Smell That Whiff of Panic?By Christopher Chantrill
Smell the whiff of panic? Iraq has/may/will soon collapse into civil war! Israel may not be able to fully dismantle Hezbollah! Like Falstaff before battle we whine to Prince Hal that we "would 'twere bed—time, Hal, and all well."
It's as if Europe never had its tribal politics and terrorist warfare, with roving militias camped out in weak states lacking the power to suppress them. In the Hundred Years War, the English did a splendid job of reducing France to a wasted land. As the Black Prince went raiding deep into France what was he but a prototype of Iranian President Ahmadinejad whose proxies are wasting Iraq and Lebanon?
Then the Brits came home and laid waste to their homeland in the Wars of the Roses. Shakespeare gave us a picture of that period.
Feel sorry for the French? Don't waste your sympathy. Two hundred years after the Hundred Years War the French under Cardinal Richelieu help lay waste to Germany in the Thirty Years War as armies from several nations march to and fro across that unhappy land, eating all the food and looting all the wealth as they went. It is estimated that the population in Germany declined by at least one third from 1608 to 1648, a disaster far worse than the butchery of the Second Thirty Years War of 1914 to 1945, leaving aside the special attention paid to the Jews.

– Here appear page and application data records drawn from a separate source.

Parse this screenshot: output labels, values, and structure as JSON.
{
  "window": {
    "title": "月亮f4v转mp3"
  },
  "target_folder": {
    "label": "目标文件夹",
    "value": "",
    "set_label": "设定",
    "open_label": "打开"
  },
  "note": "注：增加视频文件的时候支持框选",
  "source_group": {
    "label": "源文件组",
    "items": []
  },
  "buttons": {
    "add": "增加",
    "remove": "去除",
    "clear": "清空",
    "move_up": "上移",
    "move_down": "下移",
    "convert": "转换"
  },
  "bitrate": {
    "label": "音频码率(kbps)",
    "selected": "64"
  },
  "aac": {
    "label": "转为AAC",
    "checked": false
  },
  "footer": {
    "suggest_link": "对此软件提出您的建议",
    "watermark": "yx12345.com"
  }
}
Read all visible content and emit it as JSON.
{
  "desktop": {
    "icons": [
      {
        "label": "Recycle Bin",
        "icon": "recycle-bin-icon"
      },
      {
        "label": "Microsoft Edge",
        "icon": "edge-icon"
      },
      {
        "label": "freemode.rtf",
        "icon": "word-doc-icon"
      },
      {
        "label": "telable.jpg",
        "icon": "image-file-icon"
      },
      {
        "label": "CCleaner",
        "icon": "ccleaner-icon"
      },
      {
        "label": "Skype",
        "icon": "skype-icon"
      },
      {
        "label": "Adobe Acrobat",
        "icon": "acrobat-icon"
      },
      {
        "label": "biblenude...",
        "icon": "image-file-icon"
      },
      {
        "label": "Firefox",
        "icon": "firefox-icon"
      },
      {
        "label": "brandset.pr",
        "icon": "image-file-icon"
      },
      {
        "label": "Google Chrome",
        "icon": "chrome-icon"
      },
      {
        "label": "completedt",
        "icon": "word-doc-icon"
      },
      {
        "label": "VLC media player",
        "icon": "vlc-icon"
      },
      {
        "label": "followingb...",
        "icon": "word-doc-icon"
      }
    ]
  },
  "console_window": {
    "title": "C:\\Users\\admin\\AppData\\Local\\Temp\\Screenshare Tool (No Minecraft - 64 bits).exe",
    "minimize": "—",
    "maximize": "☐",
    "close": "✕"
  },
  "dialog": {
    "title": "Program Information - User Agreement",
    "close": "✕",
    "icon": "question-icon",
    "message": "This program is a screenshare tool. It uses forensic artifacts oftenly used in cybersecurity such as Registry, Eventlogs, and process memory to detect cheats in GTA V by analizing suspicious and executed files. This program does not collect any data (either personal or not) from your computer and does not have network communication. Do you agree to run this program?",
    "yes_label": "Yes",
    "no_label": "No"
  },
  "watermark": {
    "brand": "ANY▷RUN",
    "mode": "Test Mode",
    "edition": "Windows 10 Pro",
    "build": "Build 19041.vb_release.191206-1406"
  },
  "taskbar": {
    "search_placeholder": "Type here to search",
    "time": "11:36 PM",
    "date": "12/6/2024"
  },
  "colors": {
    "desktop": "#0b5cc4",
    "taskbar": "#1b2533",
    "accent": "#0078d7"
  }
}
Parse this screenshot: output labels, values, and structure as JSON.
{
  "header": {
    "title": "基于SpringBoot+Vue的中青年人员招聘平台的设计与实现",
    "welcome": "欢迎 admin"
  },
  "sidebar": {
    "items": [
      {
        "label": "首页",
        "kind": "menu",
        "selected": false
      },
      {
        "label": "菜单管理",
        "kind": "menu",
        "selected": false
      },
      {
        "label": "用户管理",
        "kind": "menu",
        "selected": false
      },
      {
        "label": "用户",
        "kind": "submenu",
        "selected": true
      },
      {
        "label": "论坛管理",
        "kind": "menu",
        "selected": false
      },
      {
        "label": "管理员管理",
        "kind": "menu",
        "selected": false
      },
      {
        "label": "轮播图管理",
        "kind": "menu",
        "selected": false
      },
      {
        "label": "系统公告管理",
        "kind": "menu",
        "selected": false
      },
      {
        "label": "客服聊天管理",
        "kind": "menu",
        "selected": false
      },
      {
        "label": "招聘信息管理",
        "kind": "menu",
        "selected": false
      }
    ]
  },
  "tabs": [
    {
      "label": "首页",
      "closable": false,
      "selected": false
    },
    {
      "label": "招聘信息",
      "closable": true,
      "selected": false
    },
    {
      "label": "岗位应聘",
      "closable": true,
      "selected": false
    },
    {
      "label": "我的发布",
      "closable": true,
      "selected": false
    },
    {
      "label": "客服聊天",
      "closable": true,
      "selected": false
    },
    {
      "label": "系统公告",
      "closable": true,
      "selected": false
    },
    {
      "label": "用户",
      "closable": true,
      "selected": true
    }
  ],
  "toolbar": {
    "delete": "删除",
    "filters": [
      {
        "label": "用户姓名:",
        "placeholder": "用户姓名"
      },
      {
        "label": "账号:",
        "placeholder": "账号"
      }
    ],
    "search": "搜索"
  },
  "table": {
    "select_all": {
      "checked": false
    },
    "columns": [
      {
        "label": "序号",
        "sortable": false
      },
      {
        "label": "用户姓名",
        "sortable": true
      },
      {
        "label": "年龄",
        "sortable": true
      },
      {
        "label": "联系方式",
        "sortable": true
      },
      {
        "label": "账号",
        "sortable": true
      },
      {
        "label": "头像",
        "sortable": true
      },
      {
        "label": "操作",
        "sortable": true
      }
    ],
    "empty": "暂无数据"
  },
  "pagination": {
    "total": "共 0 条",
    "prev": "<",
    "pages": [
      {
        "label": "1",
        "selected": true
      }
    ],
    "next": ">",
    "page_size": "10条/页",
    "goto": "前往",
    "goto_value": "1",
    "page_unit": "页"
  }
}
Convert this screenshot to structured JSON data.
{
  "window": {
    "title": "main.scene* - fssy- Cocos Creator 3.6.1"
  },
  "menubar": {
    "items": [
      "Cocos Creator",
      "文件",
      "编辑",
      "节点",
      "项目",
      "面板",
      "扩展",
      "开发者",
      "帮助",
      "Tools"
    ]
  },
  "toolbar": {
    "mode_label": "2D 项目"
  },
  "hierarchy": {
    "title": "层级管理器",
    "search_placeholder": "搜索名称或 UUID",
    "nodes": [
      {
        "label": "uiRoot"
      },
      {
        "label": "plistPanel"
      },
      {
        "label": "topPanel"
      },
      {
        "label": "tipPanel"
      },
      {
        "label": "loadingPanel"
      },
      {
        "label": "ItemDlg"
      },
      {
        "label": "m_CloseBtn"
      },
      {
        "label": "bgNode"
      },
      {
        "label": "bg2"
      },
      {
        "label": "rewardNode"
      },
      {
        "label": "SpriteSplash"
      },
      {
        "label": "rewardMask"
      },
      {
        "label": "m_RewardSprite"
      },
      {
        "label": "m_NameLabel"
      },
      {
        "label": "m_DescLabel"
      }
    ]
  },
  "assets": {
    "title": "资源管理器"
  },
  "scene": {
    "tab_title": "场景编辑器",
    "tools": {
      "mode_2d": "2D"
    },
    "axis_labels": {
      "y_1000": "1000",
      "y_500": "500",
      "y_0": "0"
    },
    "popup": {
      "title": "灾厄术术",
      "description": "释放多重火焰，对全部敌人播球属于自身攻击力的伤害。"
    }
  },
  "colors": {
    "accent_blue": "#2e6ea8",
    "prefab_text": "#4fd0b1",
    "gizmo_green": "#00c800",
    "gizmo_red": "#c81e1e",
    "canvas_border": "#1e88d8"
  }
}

It was in the aftermath of the first Thirty Years War that the Europeans tried to put a limit on all—out war and its rampaging militias. They tried to make warfare civilized. It can't have hurt that shortly afterwards the British brought home from India the civilizing cotton textiles of India—muslins, calicos, and chintz. All of Europe fell in love with these exotic eastern fabrics.
But love had nothing to do with it. It was British tinkerers that made the newly civilized world go round. Men like promoter Richard Arkwright invented power cotton spinning and Rev. Edmund Cartwright invented a power loom. When the Yanks stole the British power spinning and weaving technology and brought it to the United States they immediately lowered the cost of cotton cloth from 40—50 cents a yard to 10 cents a yard, according to Stephen Yafa in Cotton: The Biography of a Revolutionary Fiber.
Want to start a revolution? Lower prices by 80 percent.
Up until that time all the world had been ruled by thug warrior dynasties except in highly refined city states like Venice and Florence or the free German cities where the rising bourgeoisie ruled.
Now, as a result of the cotton revolution and its incredible wealth potential, political power needed to achieve a delicate accommodation with economic power if it wanted to strut upon the world stage. It was a new world order.
Just ask thug dictator Mao Tse—Tung if you aren't convinced. He tested to destruction the notion that all political power grew out of the barrel of a gun. He tried to make China into a world power by starving the peasants to buy guns and by keeping the Chinese people in constant revolutionary turmoil. Instead he succeeded in completing the transformation of China from the richest country in the world into a political, economic, and cultural backwater.
Again and again thug dictators have tried to turn the clock back and revive the good old days of thug rule. The rot started with Robespierre and Napoleon in France, then Kaiser Bill and Hitler in Germany.
Learning nothing from the French and the Germans, the pan—Arab nationalists tried out thug rule in the Middle East. The Fidelistas tried in Cuba. Thug Nkrumah tried in Ghana. Thug Mugabe tried in Zimbabwe. Now thug Ayatollahs in Persia are trying one last time to build a world thug empire — again, with special attention to the Jews.
The beauty of the modern era is that any political regime that departs from the ways of democratic capitalism, the system that grew out of the eighteenth century cotton revolution, immediately starts downhill fast. But there turns out to be one exception to this rule.
Thug regimes sitting on top of oil wells are able to mainline oil revenue without immediate collapse. Leaders of oil nations seem to share a narcotic addiction to dreams of world conquest that dies, as the habit of the drug addict, only in the ruin of everything around them.
As we all run around flapping our hands over the disproportion in Lebanon and the mess in Iraq let us not lose faith in our glorious democratic capitalism that has tamed, in Europe and North America at least, the sway of thug political power.
But let us not forget the grim lesson of the last two hundred years.